It was next to impossible to communicate with them despite understanding some Bahasa Indonesia and we were quite startled when they literally pushed us off the bike and ushered us to shack where we hid, but we then realised that a party of police officers was seconds away from us, and were it not for them, we would have surely been fined or even worse, arrested.
In the meantime, they instructed us to turn back and find another helmet, so we drove back to Langgur to tell the rental guy that a police sweep was going on in Tual, and indeed, a helmet was “magically” found.
This is possibly one of the most beautiful sandbars I have ever seen, rivalling Virgin Island sandbar in Panglao, The Philippines. As we made our way towards it, we could see the sandbank snaking across the waters whereby it looked somehow mystical even in bad weather. I can only imagine how beautiful it must be when the sky is azure and the waters, turquoise.
As we approached we could see pelicans standing around on the sandbar, but they quickly made their way towards the edge and hopped into the water as the boat stopped in the shallows by the sandbar. The boat trip to the sandbar and other islands was organised by the guests at Savanna who we joined for the day. The trip cost 125,000 (about €7.60) per person and included stops on Bird Island (we have no idea what the local name for this island is), Ngartafur Sandbar and Warbal Island.

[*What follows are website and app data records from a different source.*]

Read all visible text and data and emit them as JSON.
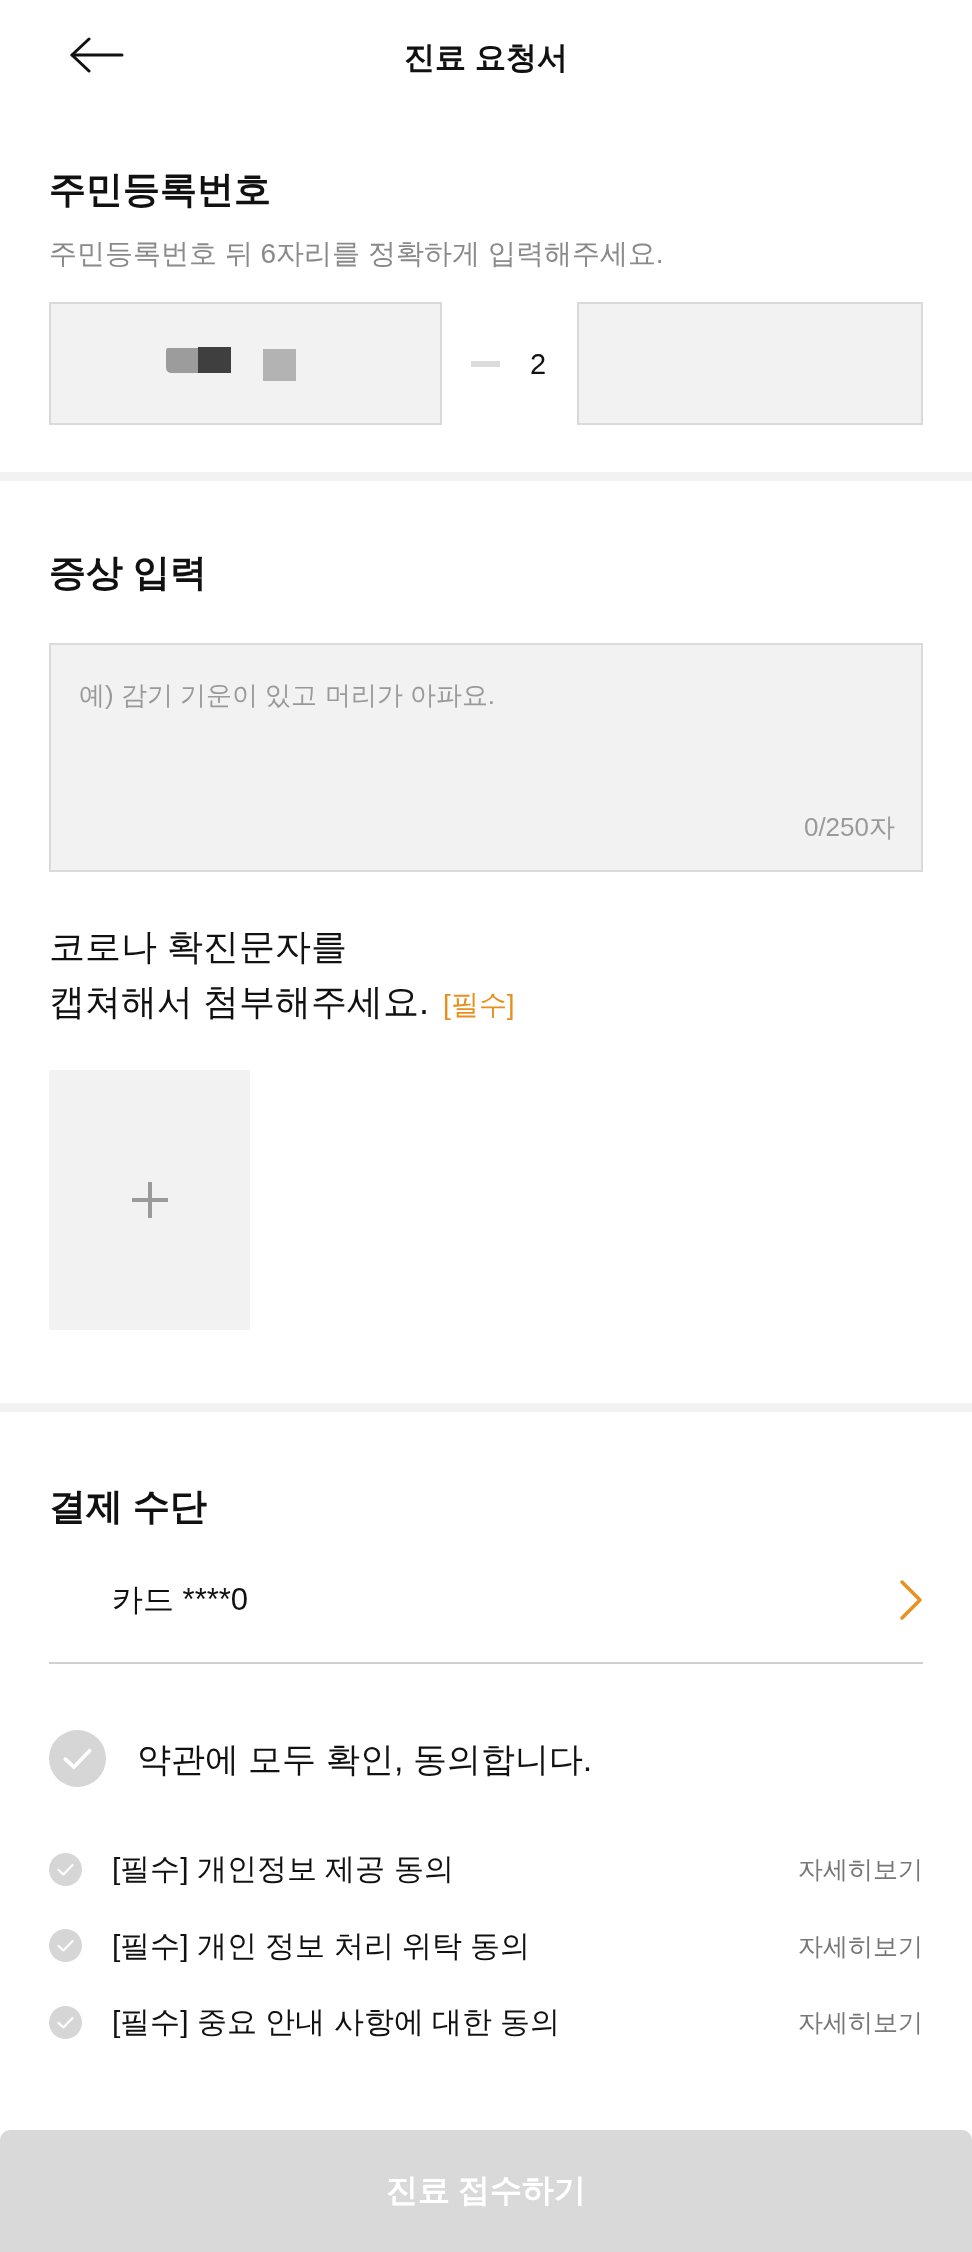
{
  "header": {
    "title": "진료 요청서"
  },
  "resident_number": {
    "heading": "주민등록번호",
    "hint": "주민등록번호 뒤 6자리를 정확하게 입력해주세요.",
    "front_field": {
      "masked": true
    },
    "back_first_digit": "2",
    "back_field": {
      "masked": false
    }
  },
  "symptoms": {
    "heading": "증상 입력",
    "placeholder": "예) 감기 기운이 있고 머리가 아파요.",
    "counter": "0/250자"
  },
  "attachment": {
    "heading": "코로나 확진문자를\n캡쳐해서 첨부해주세요.",
    "required_tag": "[필수]"
  },
  "payment": {
    "heading": "결제 수단",
    "card": "카드 ****0"
  },
  "terms": {
    "all": {
      "label": "약관에 모두 확인, 동의합니다.",
      "checked": false
    },
    "items": [
      {
        "label": "[필수] 개인정보 제공 동의",
        "link": "자세히보기",
        "checked": false
      },
      {
        "label": "[필수] 개인 정보 처리 위탁 동의",
        "link": "자세히보기",
        "checked": false
      },
      {
        "label": "[필수] 중요 안내 사항에 대한 동의",
        "link": "자세히보기",
        "checked": false
      }
    ]
  },
  "submit": {
    "label": "진료 접수하기",
    "disabled": true
  }
}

This is perhaps one of the most authentic and local places we have had the pleasure of visiting in all of Indonesia. The little island is home to a small village with kids and adults who will only be too happy to see and greet you.
As we strolled around the village, we observed kids jumping off little fishing boats to cool off from the heat, as the older children dried colourful seaweed under the scorching sun, and older villagers sat in front of their shacks in the shade of the trees. An empty beach lined with coconut trees and massive sea-shells, lay on one side of the island. This truly feels like a different world, where the simple life and happy faces have not yet been replaced by the complexities of modern life.
We were told that Bair is known locally as the mini Raja Ampat due to its karst islands surrounded by bluish-green waters and internal lagoon.
Getting there was not without difficulties, and some mishaps with the scooter and flat tyre resulted in our being two hours late to the Dullah Village Jetty (where we had planned to meet some other guests from Savanna to share a boat to Bair). We had no choice but to hire our own private boat for 500,000 IDR (about €30) for the day, which although was on the steep side compared to the cost of a shared, boat was not unaffordable.
Quite frankly Bair should not be missed whatever the cost. Crystal clear waters surround a little tiny beach in the lagoon at the centre of the island. We were the only people on the island and the beach was ours alone. I could have stayed there for hours on end enjoying the sun and warmth as I lay in the shallow waters under the shade of the mangroves. Truly one of the most beautiful places in Indonesia.
Where to eat in Kei Kecil
There are not many options, and if you’re staying at one of the cottages, your best bet is the food prepared by your host. The meals at Savanna, we heard, are to die for although we never got the opportunity to sample any!
We ate most of our meals at local warungs which served the usual mie goreng and bakso. We did try some great food at a small restaurant called Tamaria in Langgur which served great portions of delicious fish and calamari. Recommended if you want food of slightly better quality than that served in a warung!
If you’re looking for some beach time in a secluded place surrounded by nothing but fishing villages and grinning locals, you have to head over to the Kei Islands in Eastern Indonesia. There’s barely any tourist infrastructure or comfort around here though, and you shouldn’t visit unless you’re in the spirit for some adventure!
We can assure you, that once you make it here, you will never want to leave! 🙂